··· ENTRIES SUPPLIED
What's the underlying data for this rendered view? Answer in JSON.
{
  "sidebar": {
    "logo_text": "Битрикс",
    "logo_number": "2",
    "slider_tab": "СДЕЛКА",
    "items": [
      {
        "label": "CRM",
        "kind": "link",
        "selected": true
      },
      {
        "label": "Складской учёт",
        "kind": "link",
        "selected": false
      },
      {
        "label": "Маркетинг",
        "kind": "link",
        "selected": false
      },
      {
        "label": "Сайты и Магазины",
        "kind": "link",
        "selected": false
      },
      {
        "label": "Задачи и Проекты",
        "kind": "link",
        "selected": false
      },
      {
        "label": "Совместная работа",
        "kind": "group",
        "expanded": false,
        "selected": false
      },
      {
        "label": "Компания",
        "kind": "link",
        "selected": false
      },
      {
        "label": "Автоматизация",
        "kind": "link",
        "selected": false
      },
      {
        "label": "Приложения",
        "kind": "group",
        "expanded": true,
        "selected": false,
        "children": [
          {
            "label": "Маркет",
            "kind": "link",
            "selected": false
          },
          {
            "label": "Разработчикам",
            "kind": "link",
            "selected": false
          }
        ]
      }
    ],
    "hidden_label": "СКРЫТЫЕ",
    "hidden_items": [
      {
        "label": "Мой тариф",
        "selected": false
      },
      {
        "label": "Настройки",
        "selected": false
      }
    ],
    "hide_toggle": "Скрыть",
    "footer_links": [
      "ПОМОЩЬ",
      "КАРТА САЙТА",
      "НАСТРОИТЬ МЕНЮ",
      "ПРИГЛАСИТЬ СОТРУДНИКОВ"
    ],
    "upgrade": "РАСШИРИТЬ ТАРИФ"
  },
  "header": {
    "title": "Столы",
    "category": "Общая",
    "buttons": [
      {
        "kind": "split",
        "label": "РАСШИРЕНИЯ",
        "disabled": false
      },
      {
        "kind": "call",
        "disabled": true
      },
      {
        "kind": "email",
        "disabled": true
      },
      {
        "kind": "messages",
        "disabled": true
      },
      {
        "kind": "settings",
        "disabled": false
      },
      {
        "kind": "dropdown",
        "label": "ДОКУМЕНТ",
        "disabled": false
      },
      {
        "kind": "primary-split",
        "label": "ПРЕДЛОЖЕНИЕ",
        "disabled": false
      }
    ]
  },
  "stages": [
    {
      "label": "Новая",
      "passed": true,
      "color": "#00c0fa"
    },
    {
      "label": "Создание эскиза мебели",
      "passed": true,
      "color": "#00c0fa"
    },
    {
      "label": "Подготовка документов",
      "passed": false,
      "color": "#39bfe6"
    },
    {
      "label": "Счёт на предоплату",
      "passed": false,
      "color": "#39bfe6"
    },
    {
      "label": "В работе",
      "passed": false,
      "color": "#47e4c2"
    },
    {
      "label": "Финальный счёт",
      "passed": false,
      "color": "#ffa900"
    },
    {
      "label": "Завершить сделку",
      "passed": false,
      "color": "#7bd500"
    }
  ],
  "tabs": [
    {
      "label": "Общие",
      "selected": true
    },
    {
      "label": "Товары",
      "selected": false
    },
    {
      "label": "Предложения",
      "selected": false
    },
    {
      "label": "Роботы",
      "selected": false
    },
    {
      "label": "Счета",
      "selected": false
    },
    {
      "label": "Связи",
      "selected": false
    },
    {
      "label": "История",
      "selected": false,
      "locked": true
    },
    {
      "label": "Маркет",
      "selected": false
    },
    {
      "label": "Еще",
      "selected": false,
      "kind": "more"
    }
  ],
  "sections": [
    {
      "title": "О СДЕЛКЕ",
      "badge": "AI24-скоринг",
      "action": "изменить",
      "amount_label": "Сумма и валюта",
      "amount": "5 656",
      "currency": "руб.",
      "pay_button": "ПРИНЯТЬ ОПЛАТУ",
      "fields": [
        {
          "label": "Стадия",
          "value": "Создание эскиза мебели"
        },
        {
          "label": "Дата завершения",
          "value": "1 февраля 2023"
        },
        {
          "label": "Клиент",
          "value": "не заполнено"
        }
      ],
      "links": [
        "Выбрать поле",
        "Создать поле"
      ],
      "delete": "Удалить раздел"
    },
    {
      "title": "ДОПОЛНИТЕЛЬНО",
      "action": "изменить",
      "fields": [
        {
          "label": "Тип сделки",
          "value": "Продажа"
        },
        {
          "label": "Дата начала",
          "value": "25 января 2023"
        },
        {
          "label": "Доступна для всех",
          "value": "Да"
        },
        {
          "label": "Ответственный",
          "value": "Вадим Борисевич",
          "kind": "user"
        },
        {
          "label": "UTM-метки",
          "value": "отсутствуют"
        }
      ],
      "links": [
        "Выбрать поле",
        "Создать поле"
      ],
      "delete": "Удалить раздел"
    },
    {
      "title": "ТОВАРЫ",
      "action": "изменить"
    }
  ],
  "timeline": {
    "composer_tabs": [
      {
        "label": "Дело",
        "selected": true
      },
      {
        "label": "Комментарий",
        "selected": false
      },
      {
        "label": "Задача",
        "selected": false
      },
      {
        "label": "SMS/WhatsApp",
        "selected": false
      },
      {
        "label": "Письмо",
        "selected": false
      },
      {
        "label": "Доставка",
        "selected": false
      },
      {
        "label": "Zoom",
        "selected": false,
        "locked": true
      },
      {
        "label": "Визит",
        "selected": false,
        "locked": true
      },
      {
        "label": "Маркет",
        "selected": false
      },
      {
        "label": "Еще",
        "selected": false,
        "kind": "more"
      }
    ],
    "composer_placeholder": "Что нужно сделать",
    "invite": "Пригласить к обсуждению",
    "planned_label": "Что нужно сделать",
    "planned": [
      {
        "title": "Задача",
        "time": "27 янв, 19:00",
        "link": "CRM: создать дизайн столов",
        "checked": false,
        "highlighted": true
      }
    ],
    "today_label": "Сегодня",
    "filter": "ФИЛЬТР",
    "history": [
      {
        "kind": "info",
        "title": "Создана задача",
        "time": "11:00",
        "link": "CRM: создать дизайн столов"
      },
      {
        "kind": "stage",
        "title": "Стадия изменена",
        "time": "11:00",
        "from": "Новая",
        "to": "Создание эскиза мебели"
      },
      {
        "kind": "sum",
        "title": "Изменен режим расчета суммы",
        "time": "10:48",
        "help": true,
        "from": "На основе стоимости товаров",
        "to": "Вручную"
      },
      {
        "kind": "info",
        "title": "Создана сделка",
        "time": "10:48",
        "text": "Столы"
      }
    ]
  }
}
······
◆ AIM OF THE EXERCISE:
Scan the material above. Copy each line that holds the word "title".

◆ RESPONSE TO THE TASK:
    "title": "Столы",
      "title": "О СДЕЛКЕ",
      "title": "ДОПОЛНИТЕЛЬНО",
      "title": "ТОВАРЫ",
        "title": "Задача",
        "title": "Создана задача",
        "title": "Стадия изменена",
        "title": "Изменен режим расчета суммы",
        "title": "Создана сделка",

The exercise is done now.